Data entries:
--- START ---
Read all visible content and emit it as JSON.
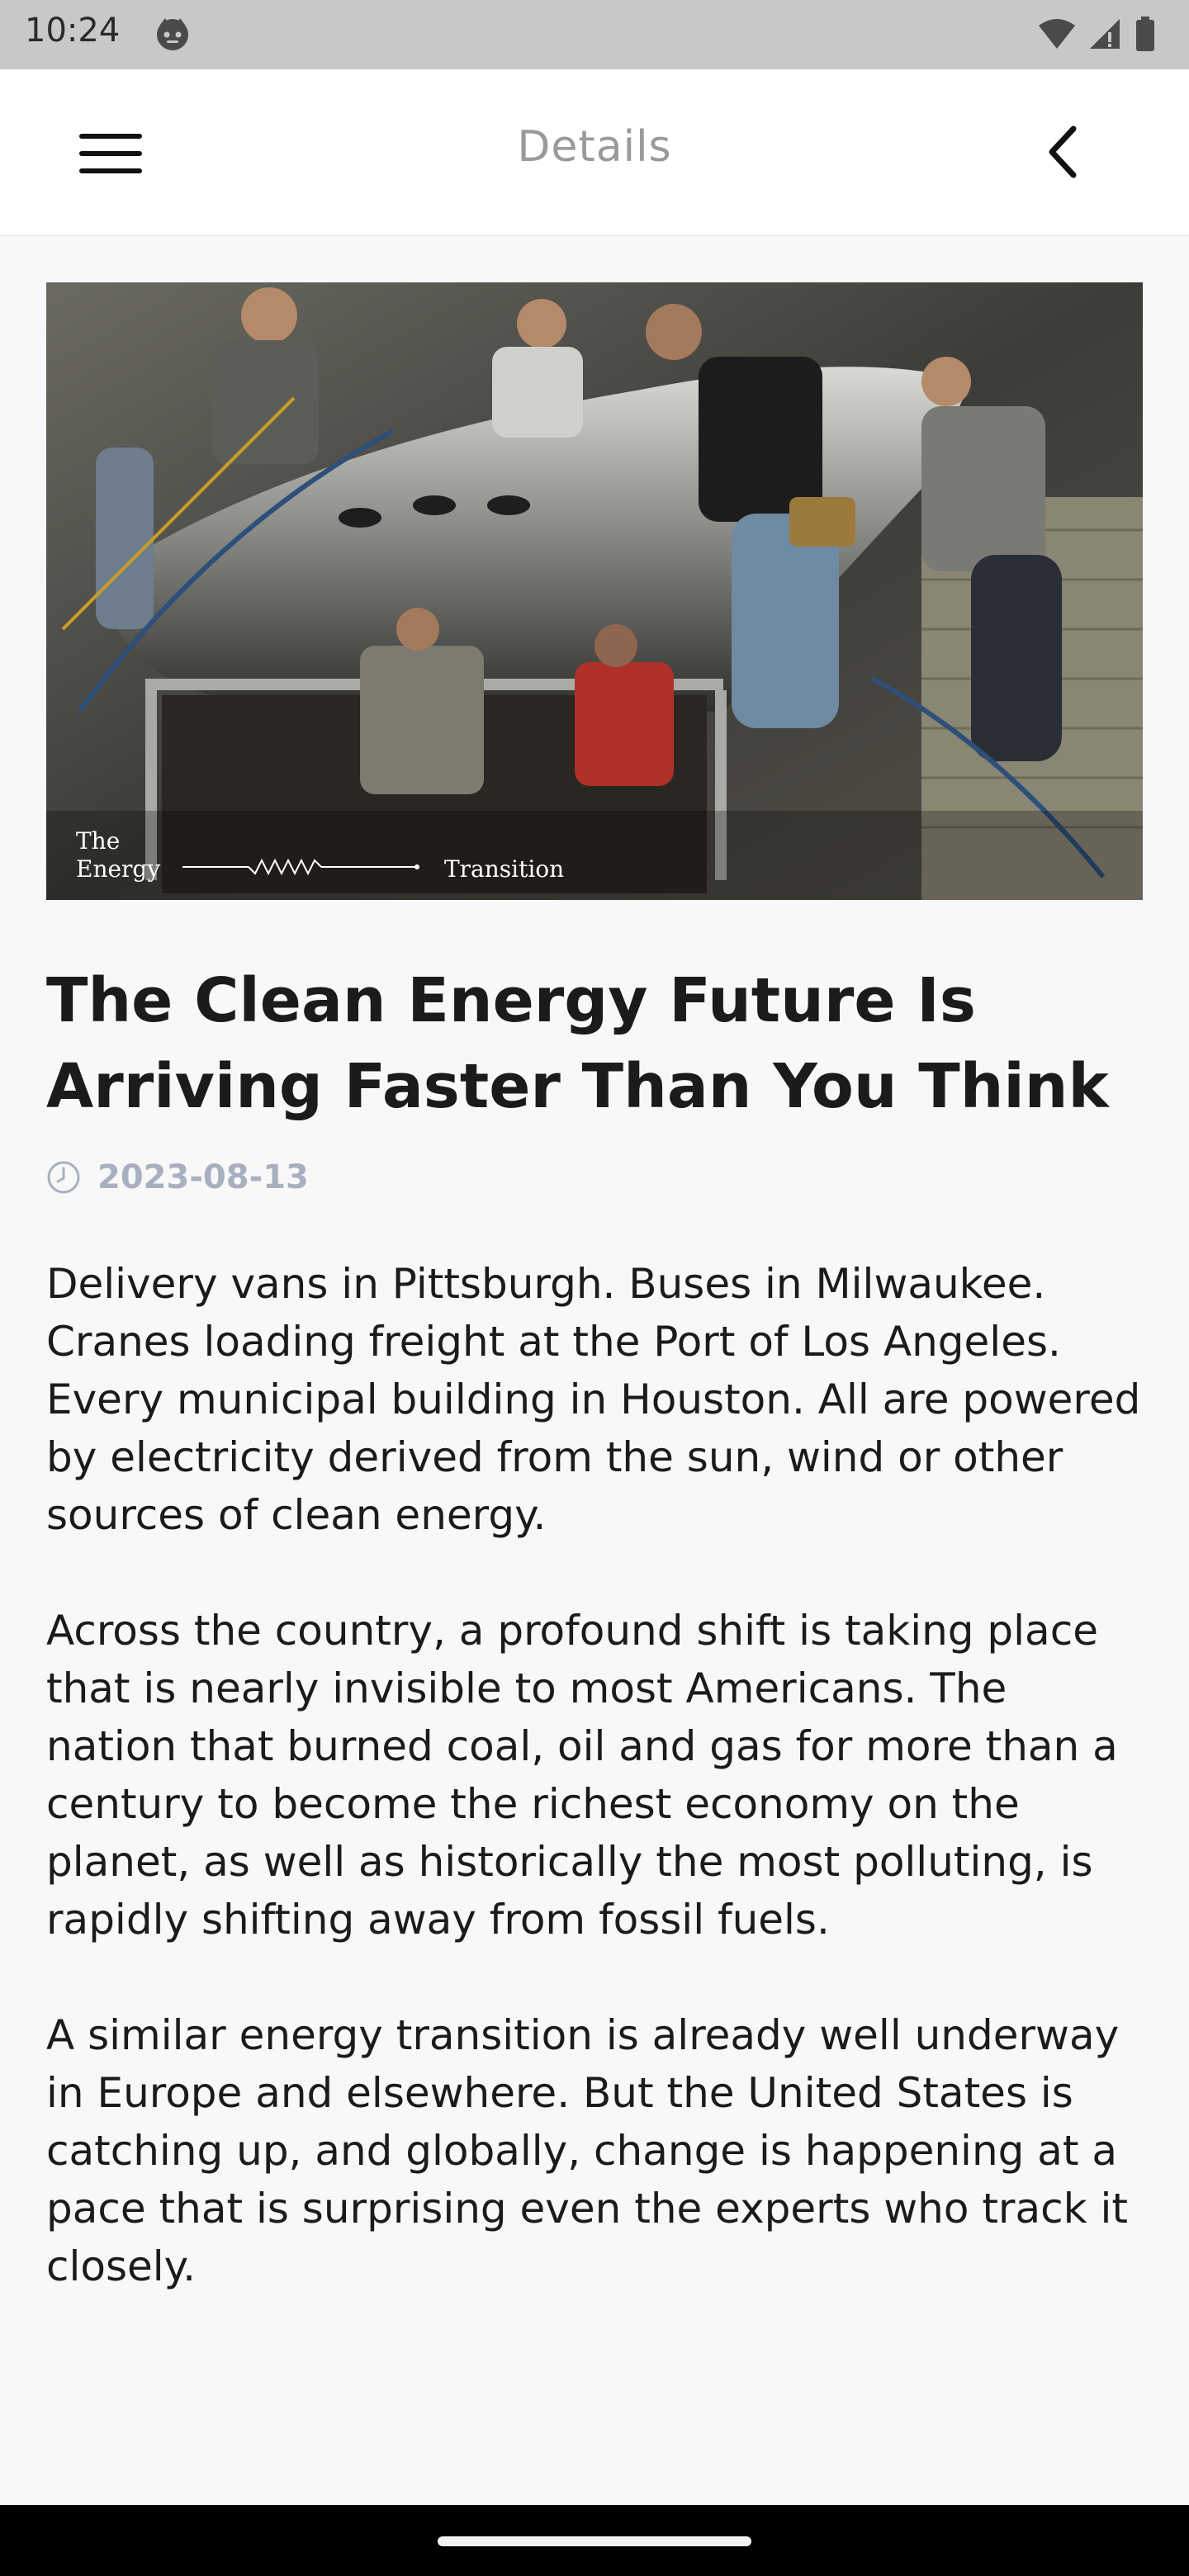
{
  "status_bar": {
    "time": "10:24"
  },
  "header": {
    "title": "Details",
    "menu_icon": "hamburger-menu-icon",
    "back_icon": "chevron-left-icon"
  },
  "hero": {
    "caption_line1": "The",
    "caption_line2": "Energy",
    "caption_right": "Transition"
  },
  "article": {
    "title": "The Clean Energy Future Is Arriving Faster Than You Think",
    "date": "2023-08-13",
    "date_icon": "clock-icon",
    "paragraphs": [
      "Delivery vans in Pittsburgh. Buses in Milwaukee. Cranes loading freight at the Port of Los Angeles. Every municipal building in Houston. All are powered by electricity derived from the sun, wind or other sources of clean energy.",
      "Across the country, a profound shift is taking place that is nearly invisible to most Americans. The nation that burned coal, oil and gas for more than a century to become the richest economy on the planet, as well as historically the most polluting, is rapidly shifting away from fossil fuels.",
      "A similar energy transition is already well underway in Europe and elsewhere. But the United States is catching up, and globally, change is happening at a pace that is surprising even the experts who track it closely."
    ]
  },
  "colors": {
    "status_bar_bg": "#c8c8c8",
    "header_bg": "#ffffff",
    "page_bg": "#f8f8f8",
    "title_text": "#1b1b1b",
    "header_title_text": "#9a9a9a",
    "date_text": "#a7b0bf"
  }
}
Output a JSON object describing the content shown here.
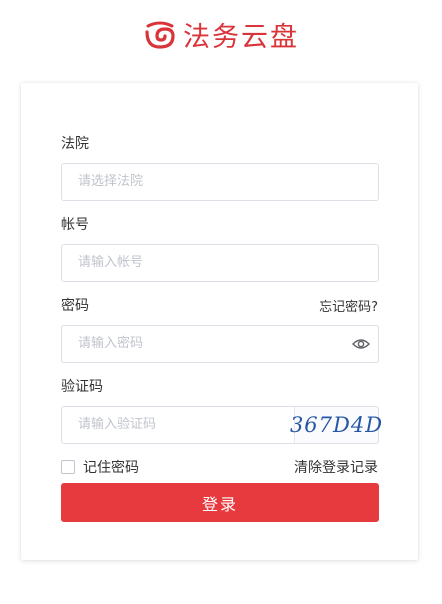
{
  "brand": {
    "name": "法务云盘",
    "color": "#d9343a"
  },
  "form": {
    "court": {
      "label": "法院",
      "placeholder": "请选择法院"
    },
    "account": {
      "label": "帐号",
      "placeholder": "请输入帐号"
    },
    "password": {
      "label": "密码",
      "placeholder": "请输入密码",
      "forgot": "忘记密码?",
      "toggle_icon": "eye-icon"
    },
    "captcha": {
      "label": "验证码",
      "placeholder": "请输入验证码",
      "image_text": "367D4D"
    },
    "remember": {
      "label": "记住密码",
      "checked": false
    },
    "clear_history": "清除登录记录",
    "submit": "登录"
  },
  "colors": {
    "primary": "#e63a3f",
    "border": "#dcdfe6",
    "placeholder": "#c0c4cc"
  }
}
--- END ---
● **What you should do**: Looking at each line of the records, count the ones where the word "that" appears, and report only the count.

● **Exercise solution**: 2